When it comes to large events, the preparation has to be good, and all the aspects of safety should be considered forming a new operation team. For this, the city is launching a first-of-its-kind Summer Operations Center within the Emergency Operations Center at OEMC. According to officials, SOC will start on Friday, and for every weekend this summer, it will be staffed by representatives from different departments of the city such as the Park District, Chicago Transit Authority, Chicago Public Schools, Streets and Sanitation and more. This operation aims to reach the most vulnerable parts of the society, and departments and agencies will be able to monitor the city quickly and efficiently with this new center.
Where to find good quality meat and barbeque for Memorial Day
As the Memorial Day is approaching, it may be an official start to grilling and outdoor smoking for many, but due to COVID-19, many grocery stores are having limited stocks of commercial beef pork processors.
As most of the restaurants are closed, many farmers and butchers have enough products to sell.
You can either order online or go and pick up from the farms, and your purchase will support the local farmers and business owners, and there is even a guarantee for high quality.
Shelly Herman and Irv Cernauskas have been delivering local products purchased fresh from farms, which include organic produce, meat, and cheese for all the Chicagoland.
The Hofherr Meat Company, which is just a few miles away, has one of the best butcher shops in the North Shore region, which delivers all over the area. They buy their products from local farms like Catalpa Grove and Creekstone, usually trimming and breaking things down themselves depending on customer orders.
In the West loop area, Publican Quality Meats is butchering similarly.
"We are sourcing from small, family farms, and we are getting whole animals, and we are introducing our customers to less common cuts of meat," said Head Butcher Rob Levitt.
Loretto Hospital provide free COVID-19 testing which will help underserved West Side communities
Loretto Hospital is offering free and easy testing for COVID-19, but this offer is turning out to be a danger in itself as people arrive at the center hours before the testing begins for COVID-19 at 9 a.m. on the weekend.
Dr. Nikhila Juvvadi, a chief clinical officer at Loretto, said, "So the process, once you get to in the front of the line, is probably less than three minutes, but it is the waiting process. But we try to do the best we can with how many people we have and the resources."
Lorette is located in the Austin neighborhood and is providing drive-thru and walk-up testing since April. The virus is proving to be more harmful to communities of color.

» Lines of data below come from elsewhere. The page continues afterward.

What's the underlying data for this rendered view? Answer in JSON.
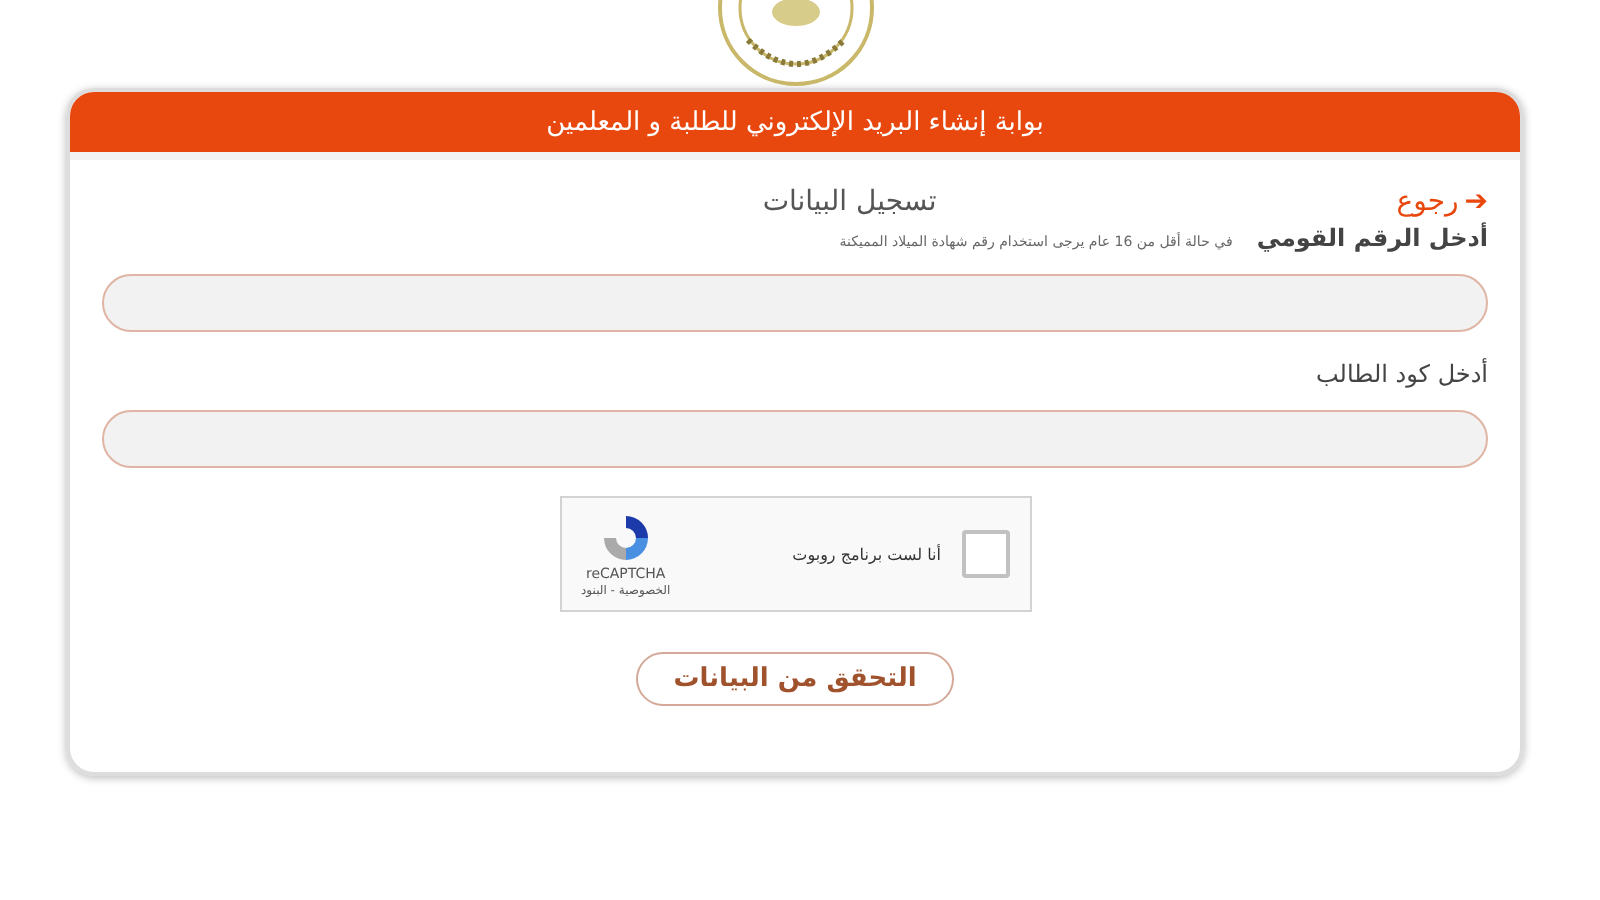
{
  "header": {
    "title": "بوابة إنشاء البريد الإلكتروني للطلبة و المعلمين"
  },
  "back_link": {
    "icon": "➔",
    "label": "رجوع"
  },
  "form_title": "تسجيل البيانات",
  "fields": [
    {
      "label": "أدخل الرقم القومي",
      "hint": "في حالة أقل من 16 عام يرجى استخدام رقم شهادة الميلاد المميكنة"
    },
    {
      "label": "أدخل كود الطالب"
    }
  ],
  "captcha": {
    "label": "أنا لست برنامج روبوت",
    "checked": false,
    "brand": "reCAPTCHA",
    "links": "الخصوصية - البنود"
  },
  "submit": "التحقق من البيانات"
}
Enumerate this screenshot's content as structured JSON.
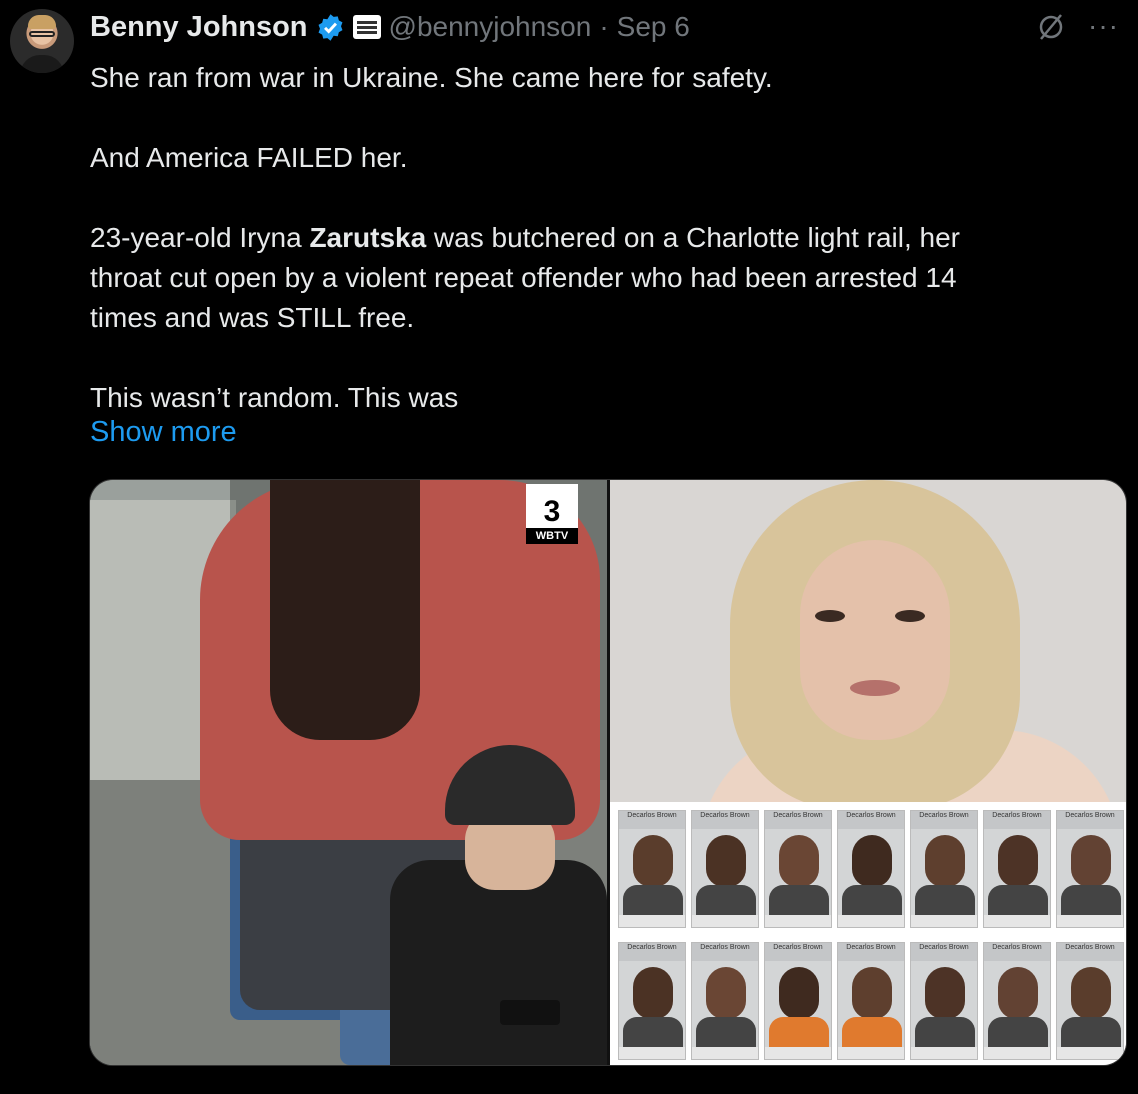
{
  "author": {
    "name": "Benny Johnson",
    "handle": "@bennyjohnson",
    "separator": "·",
    "date": "Sep 6"
  },
  "tweet": {
    "line1": "She ran from war in Ukraine. She came here for safety.",
    "line2": "And America FAILED her.",
    "line3_pre": "23-year-old Iryna ",
    "line3_bold": "Zarutska",
    "line3_post": " was butchered on a Charlotte light rail, her",
    "line4": "throat cut open by a violent repeat offender who had been arrested 14",
    "line5": "times and was STILL free.",
    "line6": "This wasn’t random. This was",
    "show_more": "Show more"
  },
  "actions": {
    "more_label": "···"
  },
  "media": {
    "left_logo_number": "3",
    "left_logo_label": "WBTV",
    "mugshot_label": "Decarlos Brown"
  },
  "colors": {
    "accent": "#1d9bf0",
    "background": "#000000",
    "secondary_text": "#71767b"
  }
}
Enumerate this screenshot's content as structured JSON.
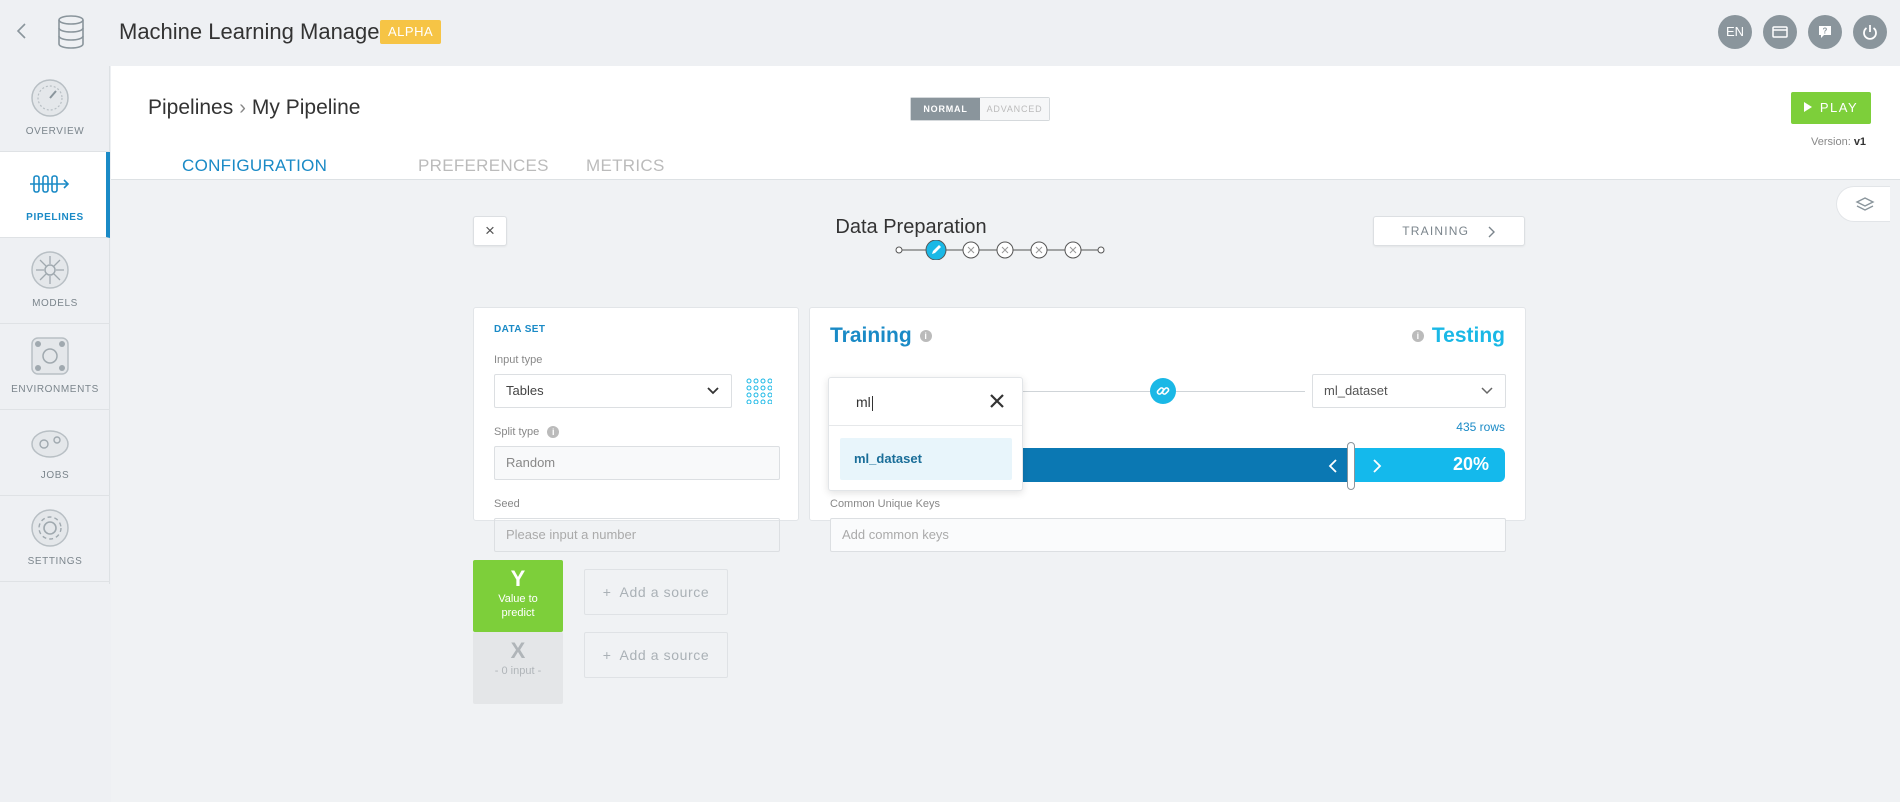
{
  "header": {
    "app_title": "Machine Learning Manager",
    "badge": "ALPHA",
    "language": "EN"
  },
  "sidebar": {
    "items": [
      {
        "label": "OVERVIEW",
        "icon": "gauge-icon"
      },
      {
        "label": "PIPELINES",
        "icon": "pipeline-icon",
        "active": true
      },
      {
        "label": "MODELS",
        "icon": "brain-icon"
      },
      {
        "label": "ENVIRONMENTS",
        "icon": "network-icon"
      },
      {
        "label": "JOBS",
        "icon": "jobs-icon"
      },
      {
        "label": "SETTINGS",
        "icon": "gear-icon"
      }
    ]
  },
  "page": {
    "breadcrumb_root": "Pipelines",
    "breadcrumb_current": "My Pipeline",
    "mode_normal": "NORMAL",
    "mode_advanced": "ADVANCED",
    "play_label": "PLAY",
    "version_label": "Version:",
    "version_value": "v1",
    "tabs": [
      "CONFIGURATION",
      "PREFERENCES",
      "METRICS"
    ]
  },
  "step": {
    "title": "Data Preparation",
    "next_label": "TRAINING",
    "close": "×"
  },
  "dataset": {
    "title": "DATA SET",
    "input_type_label": "Input type",
    "input_type_value": "Tables",
    "split_type_label": "Split type",
    "split_type_value": "Random",
    "seed_label": "Seed",
    "seed_placeholder": "Please input a number"
  },
  "split": {
    "training_label": "Training",
    "testing_label": "Testing",
    "testing_dataset": "ml_dataset",
    "rows": "435 rows",
    "test_percent": "20%",
    "test_fraction": 0.2,
    "keys_label": "Common Unique Keys",
    "keys_placeholder": "Add common keys"
  },
  "dropdown": {
    "search_value": "ml",
    "option": "ml_dataset"
  },
  "sources": {
    "y_letter": "Y",
    "y_text": "Value to predict",
    "x_letter": "X",
    "x_text": "- 0 input -",
    "add_label": "Add a source"
  },
  "colors": {
    "accent": "#1a8ac6",
    "testing": "#1ab8e6",
    "play": "#7dcf3a",
    "badge": "#f6c445"
  }
}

"Austin is an underserved community in terms of health care in general," said Erin Borders, director of outpatient services. "Most of our patients who come to Loretto and in the community have comorbidity."
Around 300 specimens are collected in Loretto daily and are then sent to state labs for processing. According to hospital officials, it takes 5 days to get reports, and delivery of the results is a challenge in such a time.
The medical workers at testing centers know the risk of their jobs, but without thinking about consequences, keep working to provide help to people.
Hospital officials are varied as they are unable to provide antibody testing; they are only testing for a person who has COVID-19 or not.